[Interface dataset entries]
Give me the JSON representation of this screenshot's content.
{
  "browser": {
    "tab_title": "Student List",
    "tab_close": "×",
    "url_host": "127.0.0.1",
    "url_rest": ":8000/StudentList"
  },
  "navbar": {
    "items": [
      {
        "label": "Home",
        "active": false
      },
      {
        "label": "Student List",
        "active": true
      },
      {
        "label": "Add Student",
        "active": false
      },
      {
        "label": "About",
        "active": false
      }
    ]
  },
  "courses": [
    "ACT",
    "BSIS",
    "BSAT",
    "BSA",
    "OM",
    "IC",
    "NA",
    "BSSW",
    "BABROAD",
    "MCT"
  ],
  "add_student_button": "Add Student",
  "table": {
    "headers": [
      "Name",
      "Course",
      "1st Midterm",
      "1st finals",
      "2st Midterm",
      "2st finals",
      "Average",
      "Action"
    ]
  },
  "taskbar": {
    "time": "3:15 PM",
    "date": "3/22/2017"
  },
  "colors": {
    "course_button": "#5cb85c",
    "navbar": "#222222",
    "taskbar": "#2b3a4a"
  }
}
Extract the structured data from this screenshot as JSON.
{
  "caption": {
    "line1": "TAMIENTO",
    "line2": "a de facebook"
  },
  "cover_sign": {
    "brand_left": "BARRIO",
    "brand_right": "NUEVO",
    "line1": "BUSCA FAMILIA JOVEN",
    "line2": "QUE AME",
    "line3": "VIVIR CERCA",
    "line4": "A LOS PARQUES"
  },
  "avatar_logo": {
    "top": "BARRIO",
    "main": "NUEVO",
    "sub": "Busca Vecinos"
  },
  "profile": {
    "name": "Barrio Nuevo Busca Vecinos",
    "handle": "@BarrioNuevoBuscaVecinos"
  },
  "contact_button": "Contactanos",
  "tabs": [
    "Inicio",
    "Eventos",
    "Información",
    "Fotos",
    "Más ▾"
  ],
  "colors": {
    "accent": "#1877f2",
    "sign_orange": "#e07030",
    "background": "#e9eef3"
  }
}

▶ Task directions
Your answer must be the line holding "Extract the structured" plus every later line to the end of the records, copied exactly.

▶ The answer
Extract the structured data from this screenshot as JSON.
{
  "caption": {
    "line1": "TAMIENTO",
    "line2": "a de facebook"
  },
  "cover_sign": {
    "brand_left": "BARRIO",
    "brand_right": "NUEVO",
    "line1": "BUSCA FAMILIA JOVEN",
    "line2": "QUE AME",
    "line3": "VIVIR CERCA",
    "line4": "A LOS PARQUES"
  },
  "avatar_logo": {
    "top": "BARRIO",
    "main": "NUEVO",
    "sub": "Busca Vecinos"
  },
  "profile": {
    "name": "Barrio Nuevo Busca Vecinos",
    "handle": "@BarrioNuevoBuscaVecinos"
  },
  "contact_button": "Contactanos",
  "tabs": [
    "Inicio",
    "Eventos",
    "Información",
    "Fotos",
    "Más ▾"
  ],
  "colors": {
    "accent": "#1877f2",
    "sign_orange": "#e07030",
    "background": "#e9eef3"
  }
}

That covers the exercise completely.